We have already established that the last day is a literal day—the day of judgment for all men. Both the righteous and the wicked will be resurrected from the dead and judged according to their works on the same literal day-Ac last one (Jn. 5:28-29, ct. al.). In 2 Peter 3, the day of judgment is one of perdition for the ungodly, but for the righteous it is the long sought day ushering in the believer's "new heavens and a new earth wherein dwelleth righteousness." It is also the literal day on which the earth will be burned up.
Contrary to all of this, and for that matter, all of God's Word, is the dispensationalist's view of the last day as enduring for at least 1007 years.
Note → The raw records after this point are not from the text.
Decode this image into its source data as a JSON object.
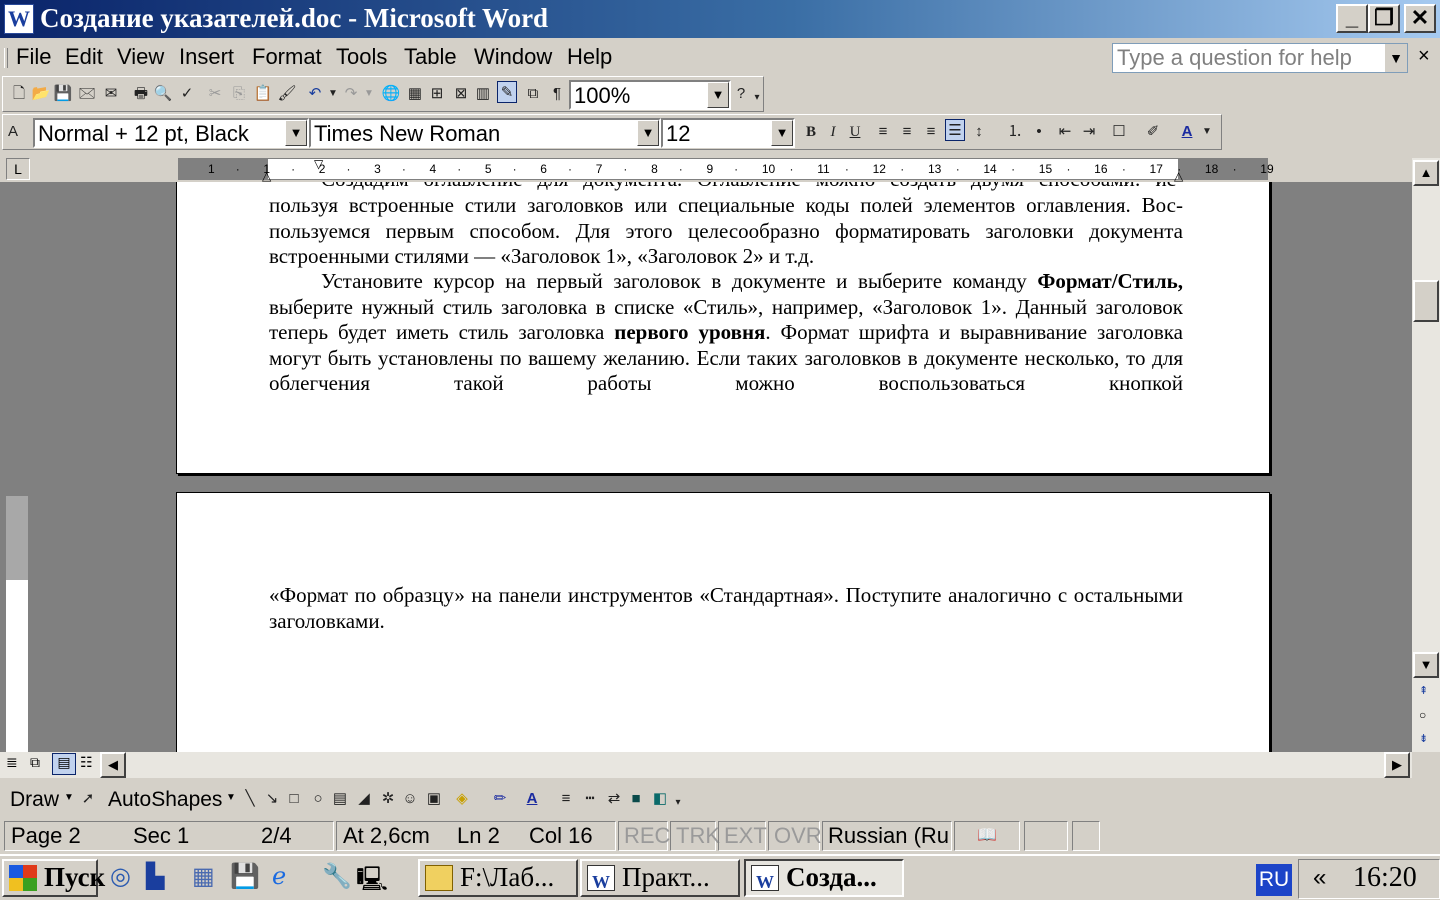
{
  "window": {
    "title": "Создание указателей.doc - Microsoft Word",
    "app_icon": "W",
    "minimize": "_",
    "restore": "❐",
    "close": "✕"
  },
  "menu": {
    "items": [
      "File",
      "Edit",
      "View",
      "Insert",
      "Format",
      "Tools",
      "Table",
      "Window",
      "Help"
    ],
    "help_placeholder": "Type a question for help",
    "help_close": "×"
  },
  "standard_toolbar": {
    "zoom": "100%"
  },
  "formatting_toolbar": {
    "style": "Normal + 12 pt, Black",
    "font": "Times New Roman",
    "size": "12",
    "bold": "B",
    "italic": "I",
    "underline": "U"
  },
  "ruler": {
    "tab_selector": "L",
    "marks": [
      "1",
      "·",
      "1",
      "·",
      "2",
      "·",
      "3",
      "·",
      "4",
      "·",
      "5",
      "·",
      "6",
      "·",
      "7",
      "·",
      "8",
      "·",
      "9",
      "·",
      "10",
      "·",
      "11",
      "·",
      "12",
      "·",
      "13",
      "·",
      "14",
      "·",
      "15",
      "·",
      "16",
      "·",
      "17",
      "·",
      "18",
      "·",
      "19"
    ]
  },
  "document": {
    "page1_line1": "Создадим оглавление для документа. Оглавление можно создать двумя способами: ис-",
    "page1_para1": "пользуя встроенные стили заголовков или специальные коды полей элементов оглавления. Вос-пользуемся первым способом. Для этого целесообразно форматировать заголовки документа встроенными стилями — «Заголовок 1», «Заголовок 2» и т.д.",
    "page1_para2_a": "Установите курсор на первый заголовок в документе и выберите команду ",
    "page1_para2_b": "Формат/Стиль,",
    "page1_para2_c": " выберите нужный стиль заголовка в списке «Стиль», например, «Заголовок 1». Данный заголовок теперь будет иметь стиль заголовка ",
    "page1_para2_d": "первого уровня",
    "page1_para2_e": ". Формат шрифта и выравнивание заголовка могут быть установлены по вашему желанию. Если таких заголовков в документе несколько, то для облегчения такой работы можно воспользоваться кнопкой",
    "page2_para": "«Формат по образцу» на панели инструментов «Стандартная». Поступите аналогично с остальными заголовками."
  },
  "drawing_toolbar": {
    "draw": "Draw",
    "autoshapes": "AutoShapes"
  },
  "status": {
    "page": "Page 2",
    "sec": "Sec 1",
    "pages": "2/4",
    "at": "At 2,6cm",
    "ln": "Ln 2",
    "col": "Col 16",
    "rec": "REC",
    "trk": "TRK",
    "ext": "EXT",
    "ovr": "OVR",
    "lang": "Russian (Ru"
  },
  "taskbar": {
    "start": "Пуск",
    "tasks": [
      "F:\\Лаб...",
      "Практ...",
      "Созда..."
    ],
    "lang": "RU",
    "chevron": "«",
    "clock": "16:20"
  },
  "colors": {
    "title_start": "#0a246a",
    "title_end": "#a6caf0",
    "chrome": "#d4d0c8",
    "doc_bg": "#808080",
    "highlight": "#0a246a",
    "tray_lang": "#1c44c8"
  }
}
He pictures the first part of the second coming as the resurrection of the righteous and their rapture for seven years, during which time the great tribulation will occur on earth. After which the second part of the second coming will begin when Jesus comes to earth to reign one thousand years on David's throne in Jerusalem. Then comes the little season when Satan is loosed. And finally, the third part of the second coming when the wicked will be resurrected and judged. All of this makes a mockery of Hebrews 9: 28, "So Christ was once offered to bear the sins of many; and unto them that look for him shall he appear the second time without sin unto salvation." The whole system of dispensationalist premillennialism is in blatant opposition to God's Word and especially is this so in eschatological considerations.
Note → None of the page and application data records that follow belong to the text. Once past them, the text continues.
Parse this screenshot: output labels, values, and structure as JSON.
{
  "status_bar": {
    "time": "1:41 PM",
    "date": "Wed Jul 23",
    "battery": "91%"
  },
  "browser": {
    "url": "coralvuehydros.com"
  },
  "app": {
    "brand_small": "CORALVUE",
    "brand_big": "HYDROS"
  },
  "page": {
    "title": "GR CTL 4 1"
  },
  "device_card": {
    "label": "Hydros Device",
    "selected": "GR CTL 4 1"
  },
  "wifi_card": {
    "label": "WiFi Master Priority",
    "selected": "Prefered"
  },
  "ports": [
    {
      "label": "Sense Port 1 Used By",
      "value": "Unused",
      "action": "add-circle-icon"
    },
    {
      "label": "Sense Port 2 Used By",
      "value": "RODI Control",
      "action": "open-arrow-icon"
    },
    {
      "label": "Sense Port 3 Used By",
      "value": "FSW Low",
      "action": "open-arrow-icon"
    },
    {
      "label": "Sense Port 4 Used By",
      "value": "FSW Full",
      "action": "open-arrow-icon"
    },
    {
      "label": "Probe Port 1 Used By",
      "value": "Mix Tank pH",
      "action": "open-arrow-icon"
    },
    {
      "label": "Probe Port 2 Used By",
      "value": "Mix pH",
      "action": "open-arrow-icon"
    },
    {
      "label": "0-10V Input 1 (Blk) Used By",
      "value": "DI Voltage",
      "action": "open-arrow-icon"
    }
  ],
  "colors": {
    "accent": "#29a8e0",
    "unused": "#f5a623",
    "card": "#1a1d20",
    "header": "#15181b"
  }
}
When the Apostle John speaks of "the last day" in his narrative of the life of Christ he means the final day of time. That day will begin like any other, but ere it ends it will witness the coming of the Lord Jesus. His arrival will be sudden and unexpected. On that day the dead will be raised. All men and angels will be judged according to their deeds. The righteous will be taken home to heaven and the wicked will be banished to Gehenna. Time will be no more. The watchword for the people of God is: 'Therefore be ye also ready: for in such an hour as ye think not the Son of man cometh" (ML 24:44). 709 Potomac Ave., Fairmont, WV 26554
1. R. H. Lightfoot, St John's Gospel, p. 168
2. William Hendriksen, New Testament Commentary: Exposition of John; Baker Book House, Grand Rapids, Mich., Vol. 2, p. 154
3. Edward Young, The Book of Isaiah, Vol. HI; William B. Eerdman's
Publishing Co., Grand Rapids, Mich. 1979, p. 154.
4. Guy N. Woods, Peter, John, Jude; Gospel Advocate Co., Nashville, Tenn., 1962, pp. 188-189